Like many Winter Institute attendees, Caldwell said she was very excited about Algonquin's new Young Readers imprint, launched by Elise Howard as editor and Eileen Lawrence in marketing, who have impressive publishing track records. Algonquin is bringing two authors from its new imprint to meet and mingle with booksellers in Kansas City: Sara Farizan, whose If You Could Be Mine (August) is about two girls in Iran who are not only best friends but are in love with each other, and Amy Herrick, whose The Time Fetch (August) is about an eighth-grader who picks up a rock that turns out to be the source of change for all of time and space. Quiroga Curtis said she thinks children's books was what Algonquin had been missing on its list, adding, "They have chosen really, really great books to start with."
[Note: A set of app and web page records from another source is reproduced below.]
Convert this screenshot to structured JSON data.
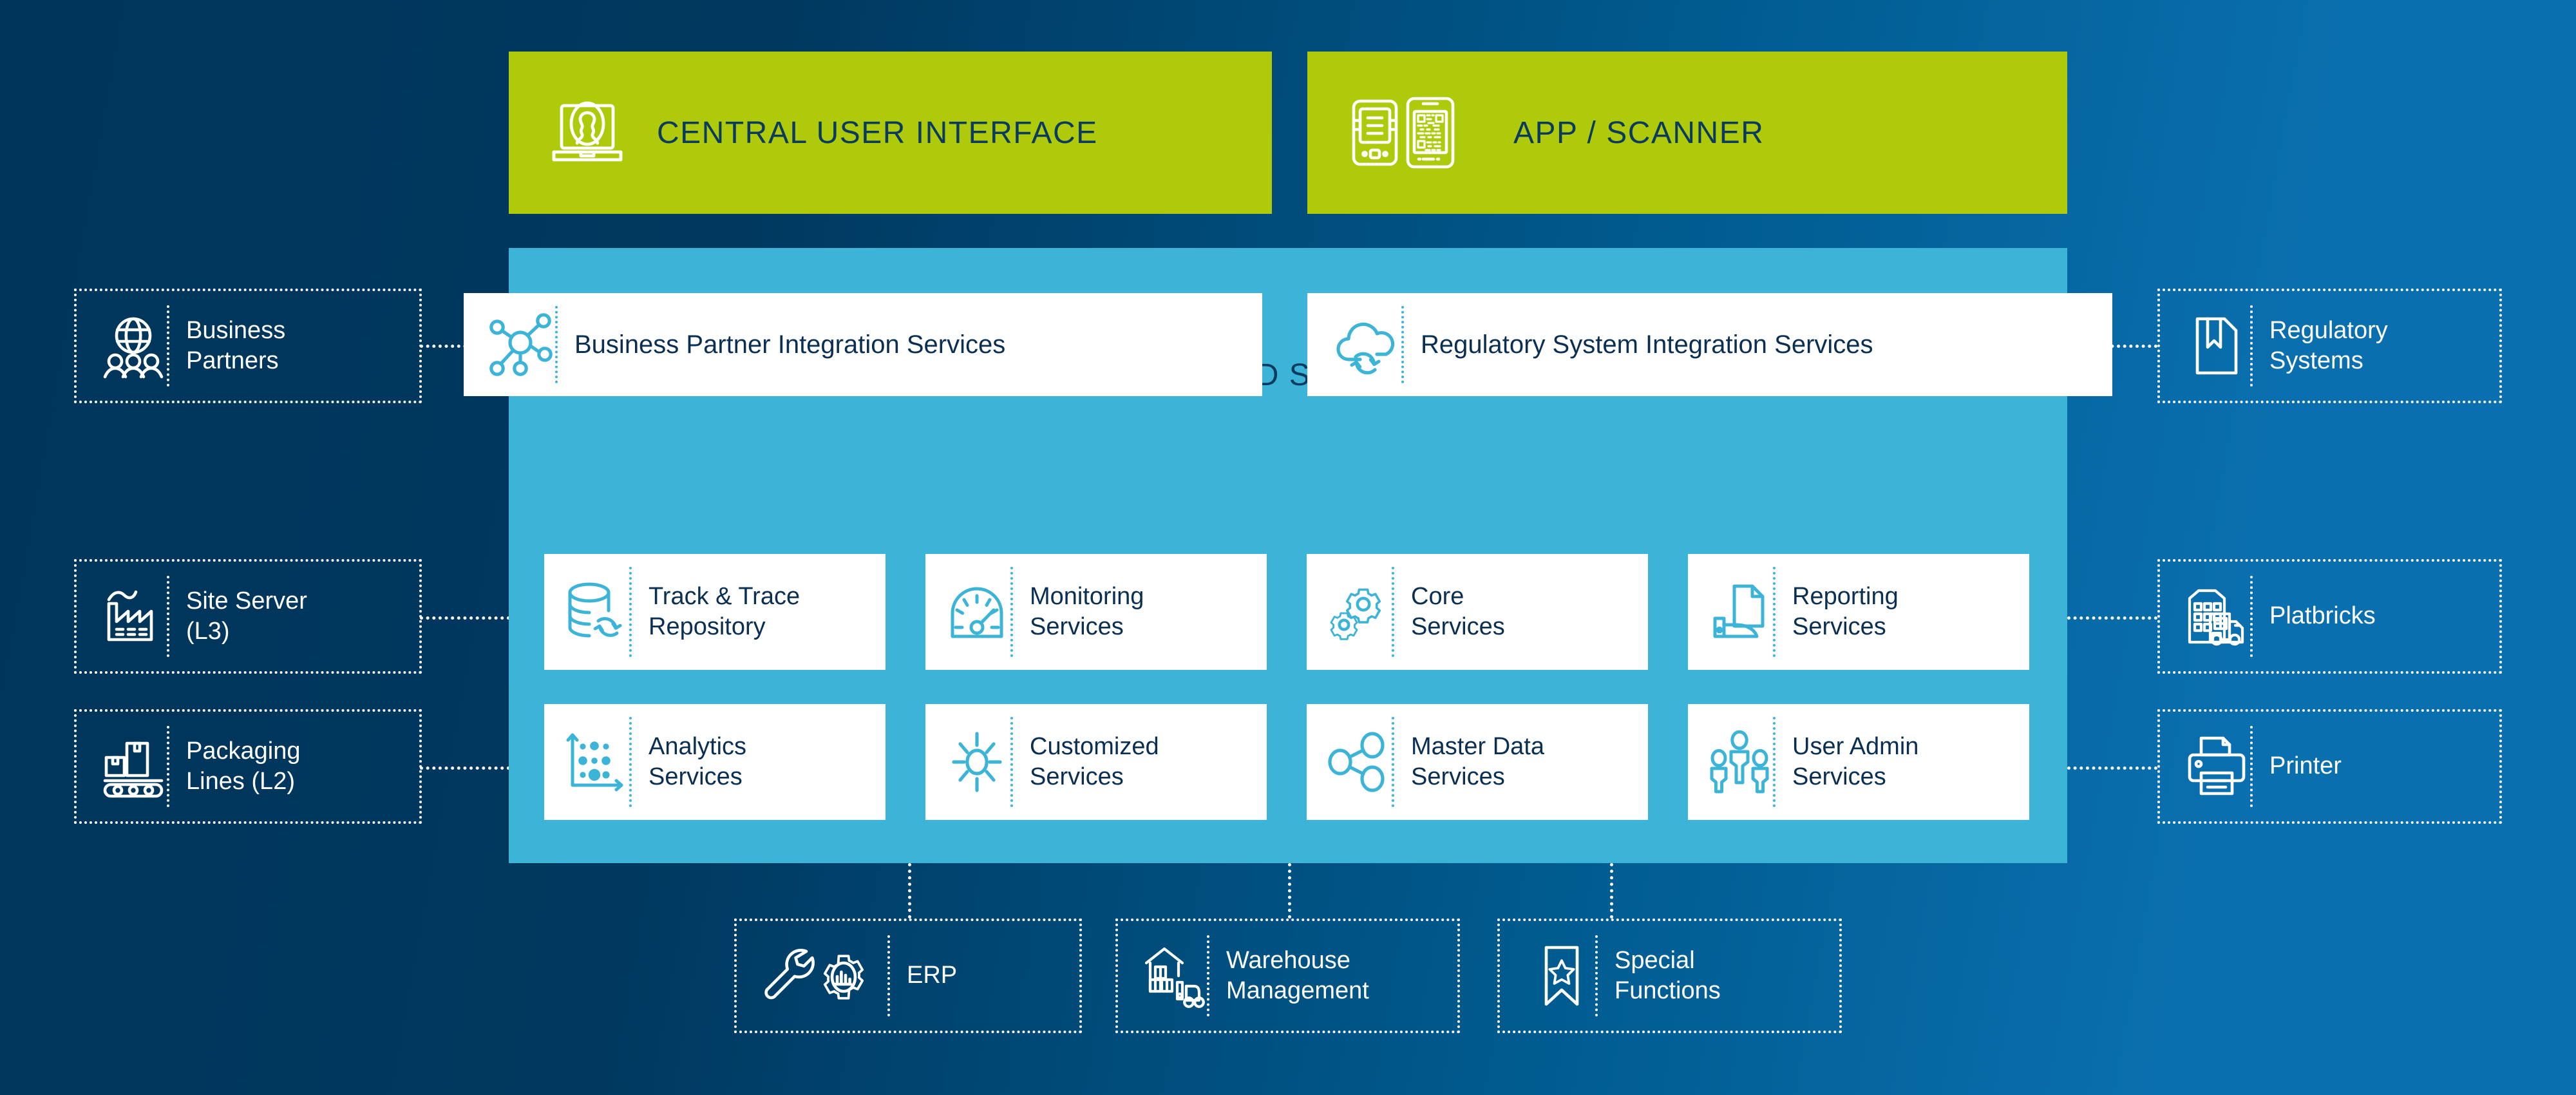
{
  "theme": {
    "bg_left": "#00355a",
    "bg_right": "#0a6fae",
    "accent_green": "#afca0b",
    "accent_cyan": "#3cb4d7",
    "text_navy": "#0a2f52",
    "white": "#ffffff"
  },
  "top_bars": [
    {
      "label": "CENTRAL USER INTERFACE",
      "icon": "laptop-user-icon"
    },
    {
      "label": "APP / SCANNER",
      "icon": "app-scanner-icon"
    }
  ],
  "backend": {
    "title": "BACKEND SERVICES",
    "integration_cards": [
      {
        "label": "Business Partner Integration Services",
        "icon": "network-nodes-icon"
      },
      {
        "label": "Regulatory System Integration Services",
        "icon": "cloud-sync-icon"
      }
    ],
    "service_cards": [
      {
        "label": "Track & Trace\nRepository",
        "icon": "database-sync-icon"
      },
      {
        "label": "Monitoring\nServices",
        "icon": "gauge-icon"
      },
      {
        "label": "Core\nServices",
        "icon": "gears-icon"
      },
      {
        "label": "Reporting\nServices",
        "icon": "document-printer-icon"
      },
      {
        "label": "Analytics\nServices",
        "icon": "scatter-chart-icon"
      },
      {
        "label": "Customized\nServices",
        "icon": "sun-burst-icon"
      },
      {
        "label": "Master Data\nServices",
        "icon": "share-nodes-icon"
      },
      {
        "label": "User Admin\nServices",
        "icon": "users-group-icon"
      }
    ]
  },
  "left_nodes": [
    {
      "label": "Business\nPartners",
      "icon": "globe-people-icon"
    },
    {
      "label": "Site Server\n(L3)",
      "icon": "factory-icon"
    },
    {
      "label": "Packaging\nLines (L2)",
      "icon": "packaging-line-icon"
    }
  ],
  "right_nodes": [
    {
      "label": "Regulatory\nSystems",
      "icon": "document-bookmark-icon"
    },
    {
      "label": "Platbricks",
      "icon": "building-truck-icon"
    },
    {
      "label": "Printer",
      "icon": "printer-icon"
    }
  ],
  "bottom_nodes": [
    {
      "label": "ERP",
      "icon": "wrench-gear-chart-icon"
    },
    {
      "label": "Warehouse\nManagement",
      "icon": "warehouse-forklift-icon"
    },
    {
      "label": "Special\nFunctions",
      "icon": "bookmark-star-icon"
    }
  ]
}
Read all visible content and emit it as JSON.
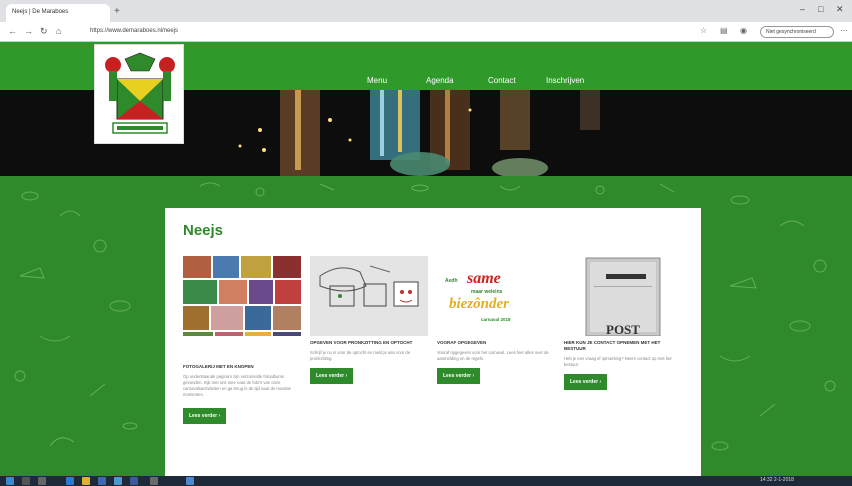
{
  "browser": {
    "tab_title": "Neejs | De Maraboes",
    "new_tab": "+",
    "url": "https://www.demaraboes.nl/neejs",
    "signin_label": "Niet gesynchroniseerd",
    "minimize": "–",
    "maximize": "□",
    "close": "✕"
  },
  "nav": {
    "items": [
      "Menu",
      "Agenda",
      "Contact",
      "Inschrijven"
    ]
  },
  "page": {
    "title": "Neejs",
    "items": [
      {
        "title": "Fotogalerij met en knopen",
        "text": "Op onderstaande pagina's zijn verzamelde fotoalbums gevonden. Kijk met ons mee naar de foto's van onze carnavalsactiviteiten en ga terug in de tijd naar de mooiste momenten.",
        "button": "Lees verder ›"
      },
      {
        "title": "Opgeven voor pronkzitting en optocht",
        "text": "Schrijf je nu in voor de optocht en meld je aan voor de pronkzitting.",
        "button": "Lees verder ›"
      },
      {
        "title": "Vooraf opgegeven",
        "text": "Vooraf opgegeven voor het carnaval. Lees hier alles over de aanmelding en de regels.",
        "button": "Lees verder ›"
      },
      {
        "title": "Hier kun je contact opnemen met het bestuur",
        "text": "Heb je een vraag of opmerking? Neem contact op met het bestuur.",
        "button": "Lees verder ›"
      }
    ],
    "banner": {
      "small": "Aedh",
      "big": "same",
      "line2": "maar weleins",
      "big2": "biezônder",
      "line3": "carnaval 2018"
    },
    "post_label": "POST"
  },
  "colors": {
    "brand_green": "#2e8a2a",
    "header_green": "#2f9a2a",
    "white": "#ffffff"
  },
  "taskbar": {
    "clock": "14:32 2-1-2018"
  }
}
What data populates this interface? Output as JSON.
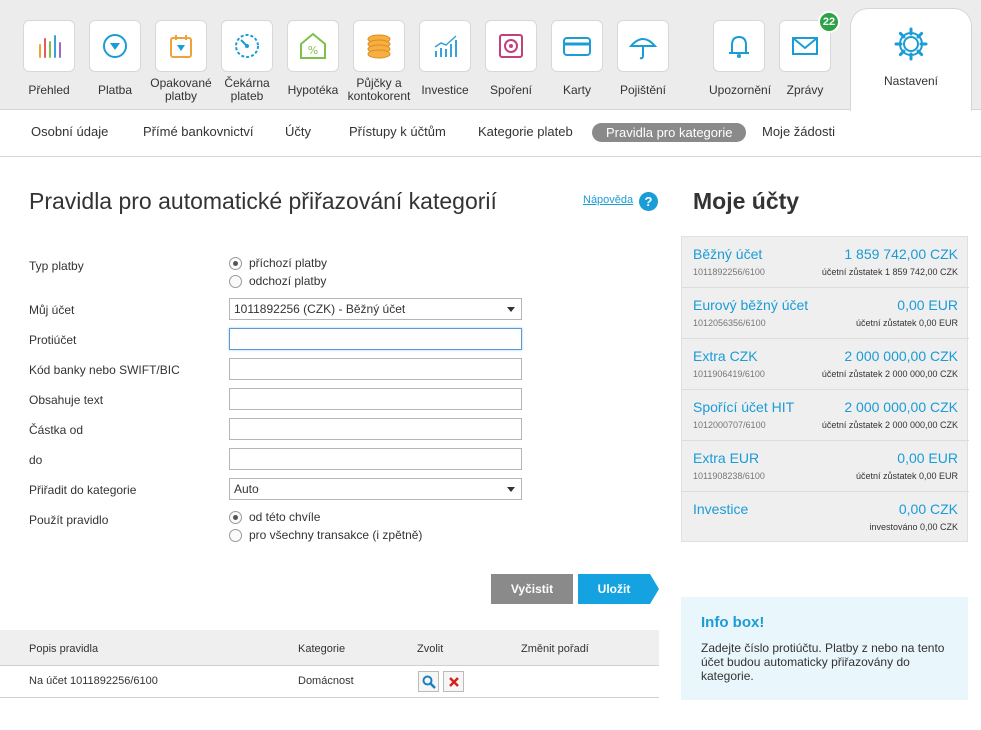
{
  "nav": {
    "items": [
      {
        "label": "Přehled",
        "icon": "bar-chart-icon"
      },
      {
        "label": "Platba",
        "icon": "payment-icon"
      },
      {
        "label": "Opakované platby",
        "icon": "calendar-icon"
      },
      {
        "label": "Čekárna plateb",
        "icon": "gauge-icon"
      },
      {
        "label": "Hypotéka",
        "icon": "house-percent-icon"
      },
      {
        "label": "Půjčky a kontokorent",
        "icon": "coins-icon"
      },
      {
        "label": "Investice",
        "icon": "investment-chart-icon"
      },
      {
        "label": "Spoření",
        "icon": "safe-icon"
      },
      {
        "label": "Karty",
        "icon": "card-icon"
      },
      {
        "label": "Pojištění",
        "icon": "umbrella-icon"
      },
      {
        "label": "Upozornění",
        "icon": "bell-icon"
      },
      {
        "label": "Zprávy",
        "icon": "envelope-icon",
        "badge": "22"
      }
    ],
    "settings": {
      "label": "Nastavení",
      "icon": "gear-icon"
    },
    "accent": "#1a9cd6"
  },
  "subnav": {
    "items": [
      "Osobní údaje",
      "Přímé bankovnictví",
      "Účty",
      "Přístupy k účtům",
      "Kategorie plateb",
      "Pravidla pro kategorie",
      "Moje žádosti"
    ],
    "active": "Pravidla pro kategorie"
  },
  "main": {
    "title": "Pravidla pro automatické přiřazování kategorií",
    "help": "Nápověda",
    "help_symbol": "?"
  },
  "form": {
    "payment_type": {
      "label": "Typ platby",
      "options": [
        "příchozí platby",
        "odchozí platby"
      ],
      "selected": "příchozí platby"
    },
    "my_account": {
      "label": "Můj účet",
      "value": "1011892256 (CZK) - Běžný účet"
    },
    "counter_account": {
      "label": "Protiúčet",
      "value": ""
    },
    "bank_code": {
      "label": "Kód banky nebo SWIFT/BIC",
      "value": ""
    },
    "contains_text": {
      "label": "Obsahuje text",
      "value": ""
    },
    "amount_from": {
      "label": "Částka od",
      "value": ""
    },
    "amount_to": {
      "label": "do",
      "value": ""
    },
    "category": {
      "label": "Přiřadit do kategorie",
      "value": "Auto"
    },
    "apply_rule": {
      "label": "Použít pravidlo",
      "options": [
        "od této chvíle",
        "pro všechny transakce (i zpětně)"
      ],
      "selected": "od této chvíle"
    },
    "clear_label": "Vyčistit",
    "save_label": "Uložit"
  },
  "rules_table": {
    "columns": [
      "Popis pravidla",
      "Kategorie",
      "Zvolit",
      "Změnit pořadí"
    ],
    "rows": [
      {
        "description": "Na účet 1011892256/6100",
        "category": "Domácnost"
      }
    ]
  },
  "accounts": {
    "title": "Moje účty",
    "items": [
      {
        "name": "Běžný účet",
        "amount": "1 859 742,00 CZK",
        "number": "1011892256/6100",
        "balance": "účetní zůstatek 1 859 742,00 CZK"
      },
      {
        "name": "Eurový běžný účet",
        "amount": "0,00 EUR",
        "number": "1012056356/6100",
        "balance": "účetní zůstatek 0,00 EUR"
      },
      {
        "name": "Extra CZK",
        "amount": "2 000 000,00 CZK",
        "number": "1011906419/6100",
        "balance": "účetní zůstatek 2 000 000,00 CZK"
      },
      {
        "name": "Spořící účet HIT",
        "amount": "2 000 000,00 CZK",
        "number": "1012000707/6100",
        "balance": "účetní zůstatek 2 000 000,00 CZK"
      },
      {
        "name": "Extra EUR",
        "amount": "0,00 EUR",
        "number": "1011908238/6100",
        "balance": "účetní zůstatek 0,00 EUR"
      },
      {
        "name": "Investice",
        "amount": "0,00 CZK",
        "number": "",
        "balance": "investováno 0,00 CZK"
      }
    ]
  },
  "info_box": {
    "title": "Info box!",
    "text": "Zadejte číslo protiúčtu. Platby z nebo na tento účet budou automaticky přiřazovány do kategorie."
  }
}
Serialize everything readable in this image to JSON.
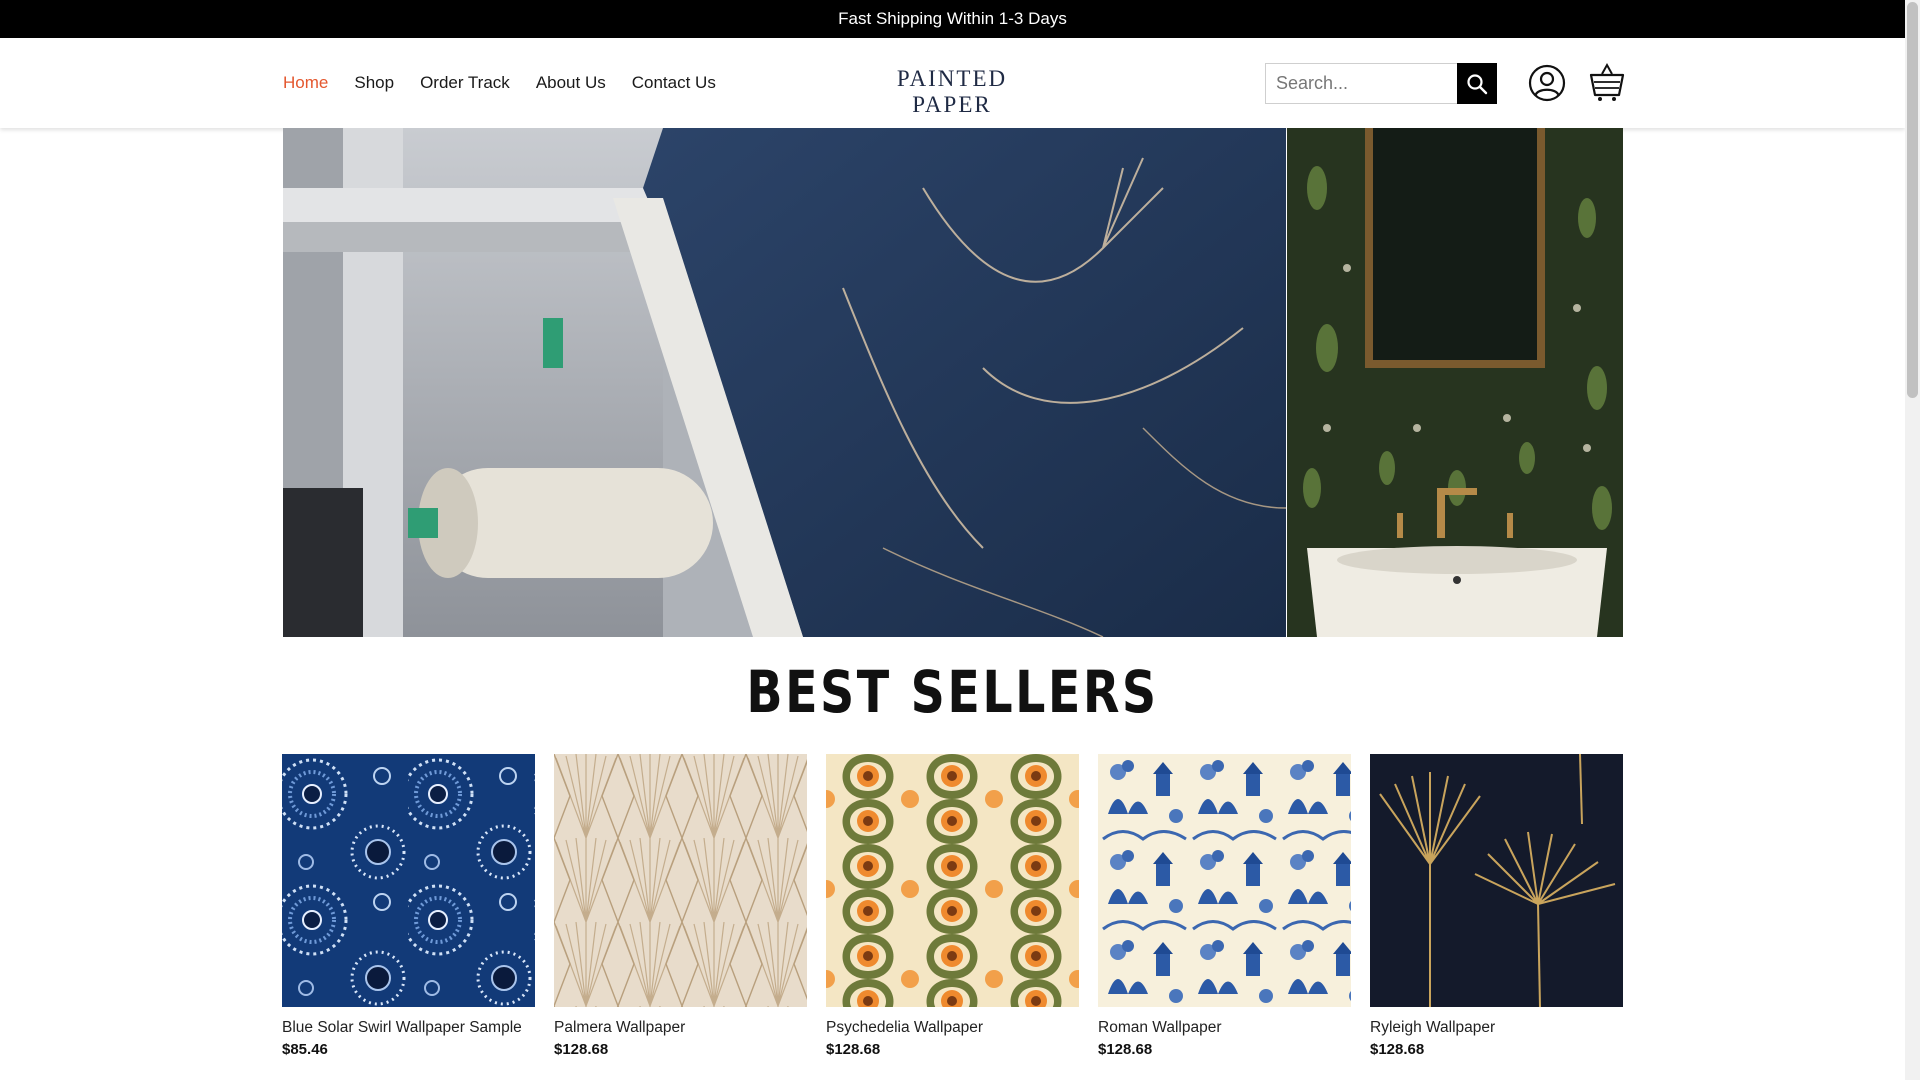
{
  "announcement": "Fast Shipping Within 1-3 Days",
  "nav": {
    "items": [
      {
        "label": "Home",
        "active": true
      },
      {
        "label": "Shop",
        "active": false
      },
      {
        "label": "Order Track",
        "active": false
      },
      {
        "label": "About Us",
        "active": false
      },
      {
        "label": "Contact Us",
        "active": false
      }
    ],
    "active_color": "#e4572e"
  },
  "logo": "PAINTED PAPER",
  "search": {
    "placeholder": "Search...",
    "value": ""
  },
  "icons": {
    "search": "search-icon",
    "account": "user-circle-icon",
    "cart": "shopping-basket-icon"
  },
  "section_title": "BEST SELLERS",
  "products": [
    {
      "name": "Blue Solar Swirl Wallpaper Sample",
      "price": "$85.46"
    },
    {
      "name": "Palmera Wallpaper",
      "price": "$128.68"
    },
    {
      "name": "Psychedelia Wallpaper",
      "price": "$128.68"
    },
    {
      "name": "Roman Wallpaper",
      "price": "$128.68"
    },
    {
      "name": "Ryleigh Wallpaper",
      "price": "$128.68"
    }
  ]
}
For some booksellers, the top YA title was Severed Head, Broken Hearts by Robyn Schneider (Katherine Tegan/Harper, June), about a high school star athlete who has a devastating accident and finds out he likes being among the smart nerds. Schneider is being compared with John Green, and Caldwell thinks she lives up to the comparison. "I will sell hundreds of copies of Severed Heads, Broken Hearts," said Caldwell, who is known for doing just that with books she and her staff adore. "I can't tell you the big plot twist, but the pacing pulls you through and then you are absolutely shocked because you don't see what's coming. And it's a story about having the courage to be who you are."
Tom McNeal will appear at the Winter Institute as a solo YA author for the first time; he usually writes books with his wife, Laura. His novel Far Far Away (Knopf, June) is filled with wordplay and is about a boy who hears the voice of the ghost of one of the Brothers Grimm. "I'm 25 pages into it, and I can't wait to get back to it," said Robert Macdonald, children's buyer at the Book Stall at Chestnut Court in Winnetka, Ill. Valerie Koehler from Blue Willow Bookshop in Houston, Texas, sees lots of adult crossover potential for McNeal's novel.
"Oh, my gosh," said Books & Books's Quiroga Curtis, about Jessica Brody's Unremembered, a March title, the first in a new trilogy from Farrar, Straus & Giroux. "I cannot put it down. I was walking into traffic this morning reading it on the way to work."
Other YA authors booksellers will be lining up to meet at the Winter Institute include Ally Carter, who writes the Gallagher Girls and Heist Society series; Margaret Stohl, co-creator of the Beautiful Creatures series (Little, Brown); Alaya Dawn Johnson, author of the dystopian The Summer Prince (Scholastic, Mar.); Shannon Messenger with Let the Sky Fall (Simon Pulse, Mar.); and Samantha Shannon, a student at the University of Oxford and author of The Bone Season (Bloomsbury, Aug.), the first in a seven-book series.
For younger readers, booksellers are buzzing about The School for Good and Evil by Soman Chainani (HarperCollins, May) and Timmy Failure: Mistakes Were Made by Stephen Pastis (Candlewick, Feb.). Both authors will be in Kansas City. Pastis is known for his "Pearls Before Swine" syndicated cartoon. Other cartoonist/authors scheduled to sign at the Winter Institute are: Michael Fry of "Over the Hedge," who has a new Odd Squad book, Bully Bait (Disney, Feb.) and Mark Tatulli of "Heart of the City," author of Lio: Making Friends (Andrews McMeel, May). Former NFL defensive end Trevor Pryce will sign copies of his first book (written with Sanford Greene), An Army of Frogs: A Kulipari Novel (Amulet, May).
Former Vroman's bookseller Linda Urban will be attending with her new novel, The Center of Everything (Harcourt, Mar.), starring 12-year-old Ruby Pepperdine. In picture books, Cory Silverberg, a sex expert who was raised by a librarian, will promote What Makes a Baby (Seven Stories), and Lidia Bastianich, the TV cook who owns several restaurants--including one in Kansas City--has Lidia's Family Kitchen: Nona's Birthday Surprise (Running Press). --Bridget Kinsella